TASK INSTRUCTIONS:
Filter this material down to the lines that hold "into", copying each one.

SUPPLIED RECORDS:
------------
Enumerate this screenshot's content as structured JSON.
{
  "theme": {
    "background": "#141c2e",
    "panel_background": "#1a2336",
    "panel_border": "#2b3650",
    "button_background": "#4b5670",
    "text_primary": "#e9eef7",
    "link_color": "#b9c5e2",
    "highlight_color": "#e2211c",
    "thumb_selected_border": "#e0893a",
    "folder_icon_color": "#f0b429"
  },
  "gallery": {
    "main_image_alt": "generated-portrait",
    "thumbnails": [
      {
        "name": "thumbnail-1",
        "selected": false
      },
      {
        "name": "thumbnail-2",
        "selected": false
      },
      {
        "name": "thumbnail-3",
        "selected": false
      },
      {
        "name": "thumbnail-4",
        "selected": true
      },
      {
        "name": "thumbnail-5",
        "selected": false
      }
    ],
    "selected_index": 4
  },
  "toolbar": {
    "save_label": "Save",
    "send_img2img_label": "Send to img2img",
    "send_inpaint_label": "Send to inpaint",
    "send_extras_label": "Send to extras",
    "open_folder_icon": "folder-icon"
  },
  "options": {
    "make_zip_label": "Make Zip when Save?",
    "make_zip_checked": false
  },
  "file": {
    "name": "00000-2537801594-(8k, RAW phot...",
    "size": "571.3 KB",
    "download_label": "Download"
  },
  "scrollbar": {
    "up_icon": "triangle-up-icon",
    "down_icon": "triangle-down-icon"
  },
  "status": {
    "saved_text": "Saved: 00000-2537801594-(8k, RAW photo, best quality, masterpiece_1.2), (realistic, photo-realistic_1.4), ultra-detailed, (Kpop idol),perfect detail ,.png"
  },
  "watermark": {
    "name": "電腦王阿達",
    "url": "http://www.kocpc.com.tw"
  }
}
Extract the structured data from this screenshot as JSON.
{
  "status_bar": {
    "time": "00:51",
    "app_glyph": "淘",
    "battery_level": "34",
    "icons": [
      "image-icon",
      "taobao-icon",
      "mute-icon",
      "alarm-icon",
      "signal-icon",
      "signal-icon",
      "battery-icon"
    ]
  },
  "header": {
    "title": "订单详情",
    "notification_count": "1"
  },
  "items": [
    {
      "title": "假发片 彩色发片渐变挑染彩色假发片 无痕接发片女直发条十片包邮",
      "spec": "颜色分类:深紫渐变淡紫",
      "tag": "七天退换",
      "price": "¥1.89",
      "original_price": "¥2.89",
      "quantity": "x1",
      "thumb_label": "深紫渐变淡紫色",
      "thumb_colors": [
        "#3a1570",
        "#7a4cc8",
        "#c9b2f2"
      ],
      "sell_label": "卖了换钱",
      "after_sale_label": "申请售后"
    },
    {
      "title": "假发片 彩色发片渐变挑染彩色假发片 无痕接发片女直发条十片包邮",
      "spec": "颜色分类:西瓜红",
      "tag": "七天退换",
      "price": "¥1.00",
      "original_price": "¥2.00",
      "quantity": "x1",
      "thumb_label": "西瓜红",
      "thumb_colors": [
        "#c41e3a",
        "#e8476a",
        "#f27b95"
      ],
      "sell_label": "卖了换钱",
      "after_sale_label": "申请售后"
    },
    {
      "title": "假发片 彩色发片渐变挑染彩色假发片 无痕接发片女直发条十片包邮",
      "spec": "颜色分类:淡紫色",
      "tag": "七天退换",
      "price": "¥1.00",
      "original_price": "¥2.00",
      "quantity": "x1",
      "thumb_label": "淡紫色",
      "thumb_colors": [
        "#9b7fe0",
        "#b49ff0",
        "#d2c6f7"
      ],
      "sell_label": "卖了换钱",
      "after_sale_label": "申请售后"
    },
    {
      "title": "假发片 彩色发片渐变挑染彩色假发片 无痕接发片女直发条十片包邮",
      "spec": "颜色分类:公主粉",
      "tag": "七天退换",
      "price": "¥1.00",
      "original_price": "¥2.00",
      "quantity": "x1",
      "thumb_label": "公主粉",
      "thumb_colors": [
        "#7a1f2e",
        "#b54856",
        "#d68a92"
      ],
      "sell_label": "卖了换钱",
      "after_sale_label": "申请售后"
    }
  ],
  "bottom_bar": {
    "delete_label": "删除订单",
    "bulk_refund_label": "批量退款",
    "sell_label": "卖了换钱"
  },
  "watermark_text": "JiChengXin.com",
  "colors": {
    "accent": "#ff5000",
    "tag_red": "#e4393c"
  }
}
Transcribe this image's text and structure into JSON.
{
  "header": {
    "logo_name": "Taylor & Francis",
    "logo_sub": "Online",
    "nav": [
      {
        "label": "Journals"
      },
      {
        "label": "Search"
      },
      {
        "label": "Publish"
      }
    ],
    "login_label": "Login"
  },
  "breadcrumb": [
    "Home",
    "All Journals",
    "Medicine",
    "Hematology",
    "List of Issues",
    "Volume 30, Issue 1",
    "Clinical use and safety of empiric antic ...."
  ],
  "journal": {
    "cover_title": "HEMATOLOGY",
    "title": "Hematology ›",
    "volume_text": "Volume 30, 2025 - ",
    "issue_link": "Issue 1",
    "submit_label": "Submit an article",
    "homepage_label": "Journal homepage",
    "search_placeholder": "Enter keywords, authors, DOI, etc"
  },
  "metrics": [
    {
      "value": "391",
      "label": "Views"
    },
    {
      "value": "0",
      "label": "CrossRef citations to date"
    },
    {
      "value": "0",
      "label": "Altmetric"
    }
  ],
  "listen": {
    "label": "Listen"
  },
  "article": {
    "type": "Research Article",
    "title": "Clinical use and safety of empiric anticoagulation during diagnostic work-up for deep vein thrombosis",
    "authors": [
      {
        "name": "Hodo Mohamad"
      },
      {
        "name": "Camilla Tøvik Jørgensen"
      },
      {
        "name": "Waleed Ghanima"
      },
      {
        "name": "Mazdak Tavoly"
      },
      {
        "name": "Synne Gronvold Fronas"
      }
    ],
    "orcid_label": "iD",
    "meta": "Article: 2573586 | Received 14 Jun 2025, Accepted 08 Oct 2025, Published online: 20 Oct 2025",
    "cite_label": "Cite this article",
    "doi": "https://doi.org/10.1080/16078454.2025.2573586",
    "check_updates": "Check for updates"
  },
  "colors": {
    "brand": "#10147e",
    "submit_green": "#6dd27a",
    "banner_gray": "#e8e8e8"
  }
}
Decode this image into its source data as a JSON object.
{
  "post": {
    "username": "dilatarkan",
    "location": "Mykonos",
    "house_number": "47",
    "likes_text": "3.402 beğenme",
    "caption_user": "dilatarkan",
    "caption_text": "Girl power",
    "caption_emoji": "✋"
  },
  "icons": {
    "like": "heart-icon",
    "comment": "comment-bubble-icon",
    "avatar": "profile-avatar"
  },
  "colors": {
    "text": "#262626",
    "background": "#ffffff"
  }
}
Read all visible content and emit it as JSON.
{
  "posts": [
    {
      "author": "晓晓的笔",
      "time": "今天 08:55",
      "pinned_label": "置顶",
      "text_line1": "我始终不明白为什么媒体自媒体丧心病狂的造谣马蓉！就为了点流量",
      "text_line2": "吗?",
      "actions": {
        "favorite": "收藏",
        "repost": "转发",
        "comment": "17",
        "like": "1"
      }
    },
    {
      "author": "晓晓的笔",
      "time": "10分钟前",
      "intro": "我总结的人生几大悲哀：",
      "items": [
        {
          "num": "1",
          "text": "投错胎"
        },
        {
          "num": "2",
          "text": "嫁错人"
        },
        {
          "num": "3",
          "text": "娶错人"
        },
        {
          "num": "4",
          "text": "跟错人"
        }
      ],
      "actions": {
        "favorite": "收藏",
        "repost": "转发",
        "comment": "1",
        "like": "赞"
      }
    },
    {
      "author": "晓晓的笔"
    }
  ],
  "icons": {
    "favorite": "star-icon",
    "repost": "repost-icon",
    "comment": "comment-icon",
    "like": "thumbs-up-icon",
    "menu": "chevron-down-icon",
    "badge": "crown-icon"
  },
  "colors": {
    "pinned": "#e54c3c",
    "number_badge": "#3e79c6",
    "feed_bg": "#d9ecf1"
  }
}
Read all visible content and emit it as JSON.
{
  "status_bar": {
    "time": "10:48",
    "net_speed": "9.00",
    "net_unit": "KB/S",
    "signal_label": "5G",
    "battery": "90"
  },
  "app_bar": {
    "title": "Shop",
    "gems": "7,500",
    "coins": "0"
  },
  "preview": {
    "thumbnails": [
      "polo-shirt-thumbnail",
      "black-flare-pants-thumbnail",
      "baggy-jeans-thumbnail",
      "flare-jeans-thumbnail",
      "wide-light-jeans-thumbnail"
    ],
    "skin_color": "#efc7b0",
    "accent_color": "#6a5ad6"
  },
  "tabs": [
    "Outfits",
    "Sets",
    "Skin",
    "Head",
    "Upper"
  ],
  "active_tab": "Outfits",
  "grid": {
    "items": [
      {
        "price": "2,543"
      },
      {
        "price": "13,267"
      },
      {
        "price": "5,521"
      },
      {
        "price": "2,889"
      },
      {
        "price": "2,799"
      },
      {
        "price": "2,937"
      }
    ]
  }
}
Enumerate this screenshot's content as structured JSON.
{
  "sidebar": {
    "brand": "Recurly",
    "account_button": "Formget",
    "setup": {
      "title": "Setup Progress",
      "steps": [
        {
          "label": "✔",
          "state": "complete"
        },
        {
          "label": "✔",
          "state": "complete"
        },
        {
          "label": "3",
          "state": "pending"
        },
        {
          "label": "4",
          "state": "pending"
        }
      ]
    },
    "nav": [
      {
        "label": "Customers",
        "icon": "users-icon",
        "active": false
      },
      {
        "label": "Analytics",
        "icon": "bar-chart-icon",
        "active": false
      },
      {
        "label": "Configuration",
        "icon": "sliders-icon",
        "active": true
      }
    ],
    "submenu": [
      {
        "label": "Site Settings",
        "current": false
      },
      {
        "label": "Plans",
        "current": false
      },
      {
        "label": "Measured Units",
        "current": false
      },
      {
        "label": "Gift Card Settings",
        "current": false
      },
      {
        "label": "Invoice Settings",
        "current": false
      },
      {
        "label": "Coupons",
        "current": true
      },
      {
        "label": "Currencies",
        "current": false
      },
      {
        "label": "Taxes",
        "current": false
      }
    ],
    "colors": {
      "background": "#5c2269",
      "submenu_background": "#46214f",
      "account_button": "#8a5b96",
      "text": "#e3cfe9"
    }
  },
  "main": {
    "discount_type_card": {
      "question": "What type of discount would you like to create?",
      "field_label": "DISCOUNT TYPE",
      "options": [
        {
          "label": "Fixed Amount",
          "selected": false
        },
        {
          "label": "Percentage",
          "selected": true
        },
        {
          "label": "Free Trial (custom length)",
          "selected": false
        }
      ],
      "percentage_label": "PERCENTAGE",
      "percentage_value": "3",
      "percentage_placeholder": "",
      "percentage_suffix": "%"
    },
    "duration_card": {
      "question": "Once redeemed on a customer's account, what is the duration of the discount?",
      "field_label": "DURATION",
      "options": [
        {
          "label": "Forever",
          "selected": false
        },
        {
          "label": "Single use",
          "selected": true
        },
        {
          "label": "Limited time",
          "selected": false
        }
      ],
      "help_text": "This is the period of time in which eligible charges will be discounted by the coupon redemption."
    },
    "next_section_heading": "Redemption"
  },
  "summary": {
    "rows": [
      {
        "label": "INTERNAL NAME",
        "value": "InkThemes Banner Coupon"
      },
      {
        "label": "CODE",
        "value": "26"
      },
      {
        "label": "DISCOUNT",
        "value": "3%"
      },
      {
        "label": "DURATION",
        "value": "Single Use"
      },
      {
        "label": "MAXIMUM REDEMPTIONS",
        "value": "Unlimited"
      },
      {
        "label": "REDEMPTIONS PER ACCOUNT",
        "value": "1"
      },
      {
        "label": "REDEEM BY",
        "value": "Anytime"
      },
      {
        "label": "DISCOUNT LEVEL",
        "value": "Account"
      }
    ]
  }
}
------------
ANSWER SECTION:
Transcribe this image's text and structure into JSON.
Decode this image into its source data as a JSON object.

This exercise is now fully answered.